# High side or low side LED driver with NPN BJT? Which is better?

I think the B configuration would be more stable in temperature variations, anyhow I would like to hear some good suggestions on which configuration should be used and what will be the benefits of using the one compare to the other.

• What do you want the two circuits to achieve? How much current are you expecting to flow through the LED - it will be quite different in both circuits you have shown. How much can the 5 volt rail move? What is your MCU IO voltage? What LED are you considering? May 3, 2017 at 9:41
• I am not using this in my circuit. I came accross these two configuration and thought what will make difference if one is used intead of the other. May 3, 2017 at 10:13
• Both circuits are equally good in their own ways and both paint their own scenario. There is no generic scenario; there are two scenarios - circuit 1 is one scenario and circuit 2 is another scenario therefore there can be no comparison without you stating what I asked. May 3, 2017 at 11:01
• Closing until the question is updated with the answers to Andy's questions in the first comment. May 3, 2017 at 11:22
• Where are the PNP variants???? May 3, 2017 at 13:34

Well, let's analyse the two circuits using the first green LED I can find data on - a Kingbright L-934GD. It has a typical forward voltage of 2.2V at 20mA and an absolute maximum forward current of 25mA. And let's assume a β of 110, the worst case figure, given for a BC547A at an Ic of 2mA.

Circuit A

Assuming the MCU puts out 5V, we get a base current of about (5-0.6)/10000=440uA, and maximum Ic of 110 times that, i.e. 48.4mA. But in practice, it will be limited by the resistor, the transistor will be saturated and we'll get around 300mV Vce and, looking at the LED graph of IF v VF, we would end up very close to the maximum 25mA going through the LED with a forward voltage of 2.25V. So this will light the LED to the fullest extent allowed.

In fact, to put 25mA through the LED, you would only need 0.6+(10000*0.025/110)=2.87V from the MCU. The biggest variable in this circuit is the β of Q1; if that were actually 500 the MCU would only need to put out 1.1V, although this is probably of no real consequence.

Circuit B

To get the same LED current of 25mA, we would need the same 2.25V across the LED, 2.5V across R1, allow for a Vbe of 0.6V and a base current of 25/110=227uA through R2 giving a voltage across it of 2.72V. Add all those up and your MCU will need to put out 8.07V to achieve the same brightness as Circuit A, which I'm guessing is unlikely.

If the MCU puts out just 5V, you'll end up with 12mA through the LED (2.1V across the LED, 0.012*100=1.2V across R1, 0.6Vbe and (0.012/110)*10000=1.091V across R2). So for the same MCU output and the same components, the LED will be half as bright.
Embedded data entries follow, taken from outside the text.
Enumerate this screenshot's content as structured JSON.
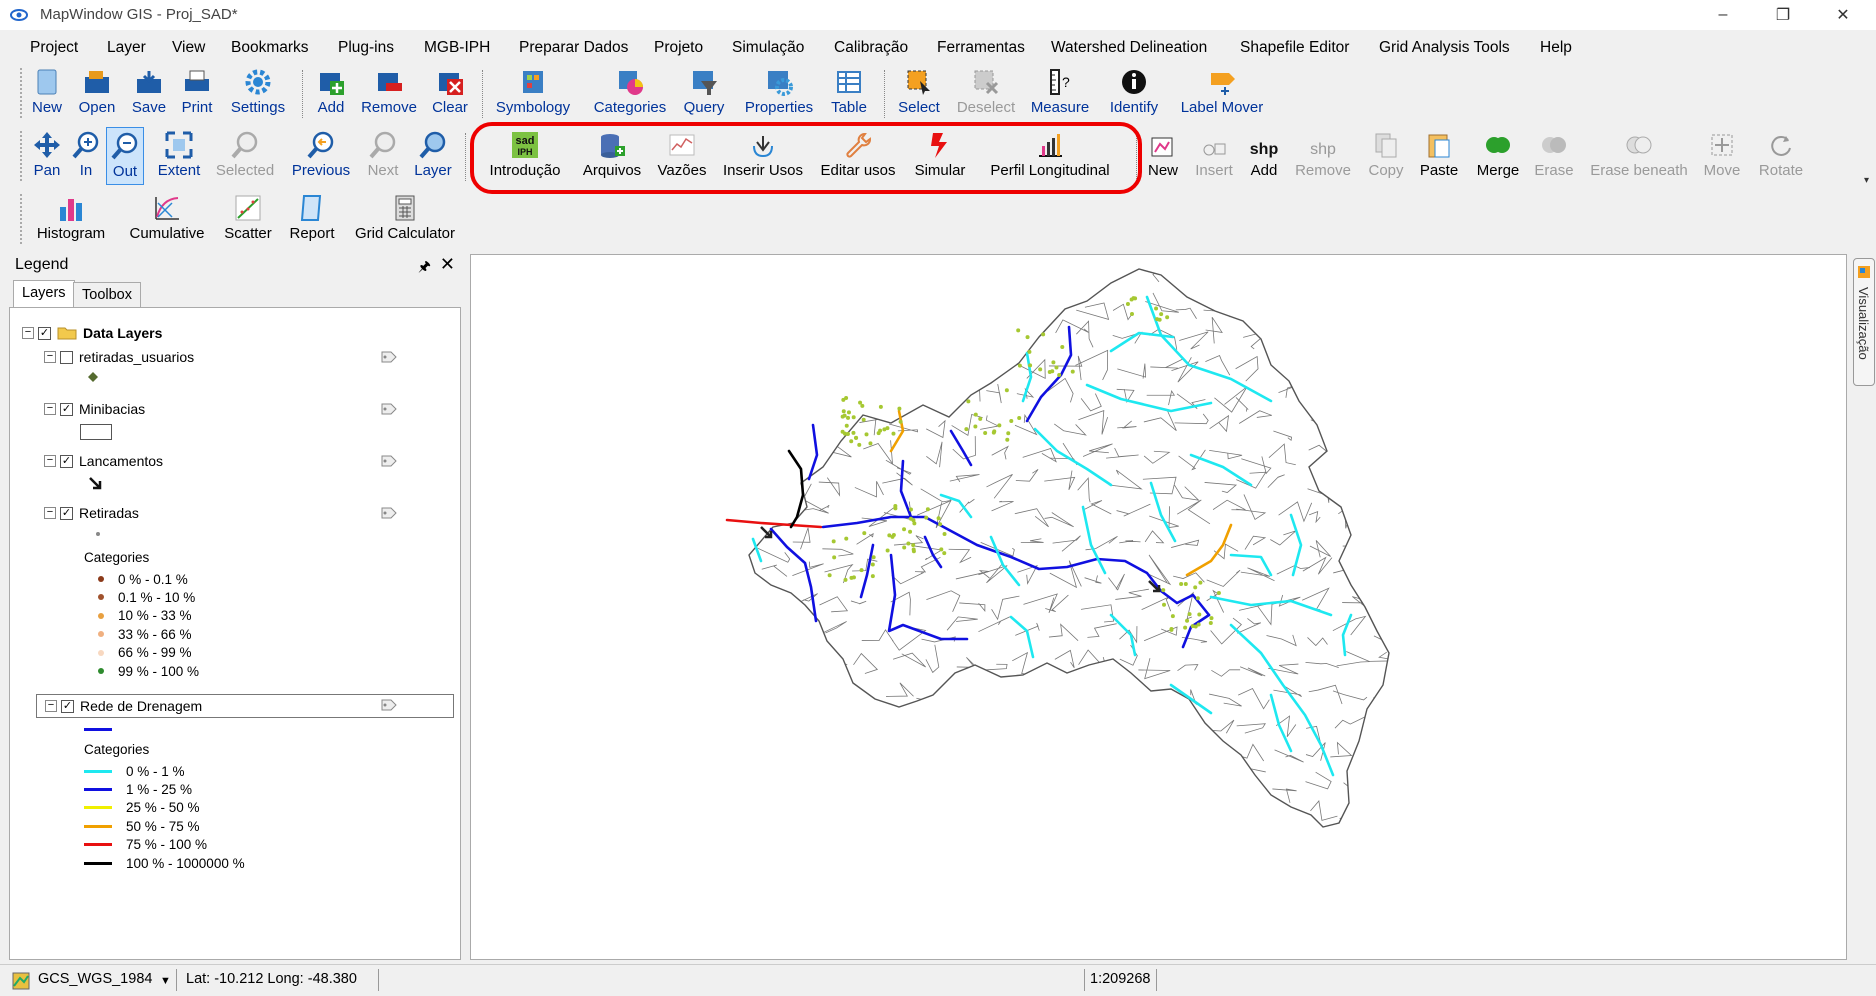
{
  "app": {
    "title": "MapWindow GIS  - Proj_SAD*"
  },
  "window_controls": {
    "minimize": "–",
    "restore": "❐",
    "close": "✕"
  },
  "menu": [
    "Project",
    "Layer",
    "View",
    "Bookmarks",
    "Plug-ins",
    "MGB-IPH",
    "Preparar Dados",
    "Projeto",
    "Simulação",
    "Calibração",
    "Ferramentas",
    "Watershed Delineation",
    "Shapefile Editor",
    "Grid Analysis Tools",
    "Help"
  ],
  "toolbar1": {
    "file": [
      "New",
      "Open",
      "Save",
      "Print",
      "Settings"
    ],
    "layer": [
      "Add",
      "Remove",
      "Clear"
    ],
    "symbology": [
      "Symbology",
      "Categories",
      "Query",
      "Properties",
      "Table"
    ],
    "select": [
      "Select",
      "Deselect",
      "Measure",
      "Identify",
      "Label Mover"
    ]
  },
  "toolbar2": {
    "nav": [
      "Pan",
      "In",
      "Out",
      "Extent",
      "Selected",
      "Previous",
      "Next",
      "Layer"
    ],
    "sad_icon_text": [
      "sad",
      "IPH"
    ],
    "sad": [
      "Introdução",
      "Arquivos",
      "Vazões",
      "Inserir Usos",
      "Editar usos",
      "Simular",
      "Perfil Longitudinal"
    ],
    "shp_icon_text": "shp",
    "shape": [
      "New",
      "Insert",
      "Add",
      "Remove",
      "Copy",
      "Paste",
      "Merge",
      "Erase",
      "Erase beneath",
      "Move",
      "Rotate"
    ]
  },
  "toolbar3": [
    "Histogram",
    "Cumulative",
    "Scatter",
    "Report",
    "Grid Calculator"
  ],
  "legend": {
    "title": "Legend",
    "pin": "🖈",
    "close": "✕",
    "tabs": [
      "Layers",
      "Toolbox"
    ],
    "group": "Data Layers",
    "layers": [
      {
        "name": "retiradas_usuarios",
        "checked": false
      },
      {
        "name": "Minibacias",
        "checked": true
      },
      {
        "name": "Lancamentos",
        "checked": true
      },
      {
        "name": "Retiradas",
        "checked": true
      },
      {
        "name": "Rede de Drenagem",
        "checked": true
      }
    ],
    "categories_label": "Categories",
    "retiradas_categories": [
      {
        "label": "0 % - 0.1 %",
        "color": "#8b3a1a"
      },
      {
        "label": "0.1 % - 10 %",
        "color": "#a0522d"
      },
      {
        "label": "10 % - 33 %",
        "color": "#e8a040"
      },
      {
        "label": "33 % - 66 %",
        "color": "#f0b080"
      },
      {
        "label": "66 % - 99 %",
        "color": "#f8d8c0"
      },
      {
        "label": "99 % - 100 %",
        "color": "#2e8b2e"
      }
    ],
    "rede_categories": [
      {
        "label": "0 % - 1 %",
        "color": "#1ee8f0"
      },
      {
        "label": "1 % - 25 %",
        "color": "#1010e0"
      },
      {
        "label": "25 % - 50 %",
        "color": "#f0f000"
      },
      {
        "label": "50 % - 75 %",
        "color": "#f0a000"
      },
      {
        "label": "75 % - 100 %",
        "color": "#e81010"
      },
      {
        "label": "100 % - 1000000 %",
        "color": "#000000"
      }
    ]
  },
  "side_tab": "Visualização",
  "status": {
    "crs": "GCS_WGS_1984",
    "coords": "Lat: -10.212 Long: -48.380",
    "scale": "1:209268"
  }
}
But if the β of Q1 increased to 500, the LED current would be 19mA instead.

So in summary, A would generally be considered a better design in this situation as it is not materially affected by the potentially large variations in device characteristics. If you wanted your LED to be half the brightness, you'd still be better off using A with a larger resistor. You say you think B would be more stable with respect to temperature, I'd love to know why you think that?

• I think the resistance drop that you have in Circuit B across R2 should be 2.28V (when rounded up) not 2.72V ((25E-3A/110)*10000Ohms=2.28V). This would change the required output voltage from the MCU to 7.63V (still unlikely). Also in reference to Circuit B, why did you choose 2.25V across the LED when solving for the required micro-controller voltage but only 2.1V across the LED in the scenario where you assume the micro-controller output to be 5V? When trying to solve for the current through the LED I had two unknowns (Base current and zenar voltage) and only one equation. Dec 21, 2018 at 18:27

Perhaps you meant for circuit 2's Q1 to be PNP instead of NPN. Then it would behave much more similarly to circuit 1, with the exception being that the LED will light up when the GPIO goes low instead of high. Combining the two circuits together would make a system for driving a set of LEDs (or matrix) with a common cathode. Put the low side driver (circuit 1) on all the LED's the common cathodes and put the high side driver (circuit 2 with PNP) on each LED's separate anodes. Then the uProcessor can cycle through each LED quickly (e.g. >30 cycles per second) so your eyes don't see flickering.

A is typical, where the transistor acts like a switch -> minimum power dissipation.

B is less common. more power dissipation on the transistor, less voltage output on the led/resistor pair. but R2 can be omitted, and it is faster (on the rising edge).

for high/higher power applications, go with A. for fast light-based transmissions, or el cheapo design, go with B.

A is overall the best .A wastes valuable voltage .On a now very normal 3v3 micro you will not do a blue led on B .The collector volts on A can be higher than the micro making things more versatile .A gives more input /output isolation so it is more idiot proof.A is better when Q1 is a mosfet because gs voltages for reasonable conduction exceed VBE .A mosfet is used when speed is important.